*Task description:* Scan the records below for the word "iPhone". Copy each line where it appears.

*Excerpted records:*
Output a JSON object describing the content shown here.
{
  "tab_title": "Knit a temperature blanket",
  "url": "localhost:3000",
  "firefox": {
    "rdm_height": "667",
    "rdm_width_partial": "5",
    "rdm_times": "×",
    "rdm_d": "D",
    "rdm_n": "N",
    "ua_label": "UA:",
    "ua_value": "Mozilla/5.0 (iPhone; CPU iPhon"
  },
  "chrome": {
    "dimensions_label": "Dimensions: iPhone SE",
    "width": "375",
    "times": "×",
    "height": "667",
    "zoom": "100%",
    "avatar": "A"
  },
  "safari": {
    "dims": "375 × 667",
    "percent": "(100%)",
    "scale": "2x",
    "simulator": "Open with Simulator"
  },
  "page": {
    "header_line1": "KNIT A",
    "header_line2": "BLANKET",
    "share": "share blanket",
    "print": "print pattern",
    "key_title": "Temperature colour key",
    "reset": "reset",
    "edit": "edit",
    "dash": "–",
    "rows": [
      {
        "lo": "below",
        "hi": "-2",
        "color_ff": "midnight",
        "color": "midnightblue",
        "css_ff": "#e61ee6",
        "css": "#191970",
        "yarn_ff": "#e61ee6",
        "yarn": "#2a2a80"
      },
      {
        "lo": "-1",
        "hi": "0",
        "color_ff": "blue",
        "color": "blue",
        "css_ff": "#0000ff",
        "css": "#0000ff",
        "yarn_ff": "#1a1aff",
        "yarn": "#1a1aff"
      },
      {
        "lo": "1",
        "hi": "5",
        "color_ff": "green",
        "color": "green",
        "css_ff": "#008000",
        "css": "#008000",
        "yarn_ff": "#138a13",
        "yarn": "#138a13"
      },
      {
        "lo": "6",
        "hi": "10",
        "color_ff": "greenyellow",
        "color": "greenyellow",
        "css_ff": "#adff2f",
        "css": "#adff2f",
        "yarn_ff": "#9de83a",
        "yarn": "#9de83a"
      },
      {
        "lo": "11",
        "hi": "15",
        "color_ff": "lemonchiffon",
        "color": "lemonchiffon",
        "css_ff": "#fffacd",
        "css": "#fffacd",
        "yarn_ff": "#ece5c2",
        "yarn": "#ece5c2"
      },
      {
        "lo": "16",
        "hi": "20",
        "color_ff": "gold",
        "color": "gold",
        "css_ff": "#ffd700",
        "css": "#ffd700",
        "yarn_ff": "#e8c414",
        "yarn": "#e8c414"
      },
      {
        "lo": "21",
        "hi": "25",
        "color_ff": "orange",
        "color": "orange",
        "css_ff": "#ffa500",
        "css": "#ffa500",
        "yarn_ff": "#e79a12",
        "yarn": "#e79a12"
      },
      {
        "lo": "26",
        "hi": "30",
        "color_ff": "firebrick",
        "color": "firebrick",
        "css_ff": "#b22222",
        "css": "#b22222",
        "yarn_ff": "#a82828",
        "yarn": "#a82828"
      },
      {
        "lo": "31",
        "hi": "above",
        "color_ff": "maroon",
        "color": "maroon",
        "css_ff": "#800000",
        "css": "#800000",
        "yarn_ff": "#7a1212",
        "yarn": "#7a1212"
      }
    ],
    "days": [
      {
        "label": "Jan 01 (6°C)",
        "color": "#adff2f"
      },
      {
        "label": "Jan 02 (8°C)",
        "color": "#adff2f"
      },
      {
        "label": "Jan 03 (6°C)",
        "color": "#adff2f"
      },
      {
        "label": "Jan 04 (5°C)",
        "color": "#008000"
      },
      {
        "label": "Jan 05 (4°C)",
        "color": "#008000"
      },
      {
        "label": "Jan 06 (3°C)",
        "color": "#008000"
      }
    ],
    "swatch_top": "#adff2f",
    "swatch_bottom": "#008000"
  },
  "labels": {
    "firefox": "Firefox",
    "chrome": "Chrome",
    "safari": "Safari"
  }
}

*Finished exercise:*
    "ua_value": "Mozilla/5.0 (iPhone; CPU iPhon"
    "dimensions_label": "Dimensions: iPhone SE",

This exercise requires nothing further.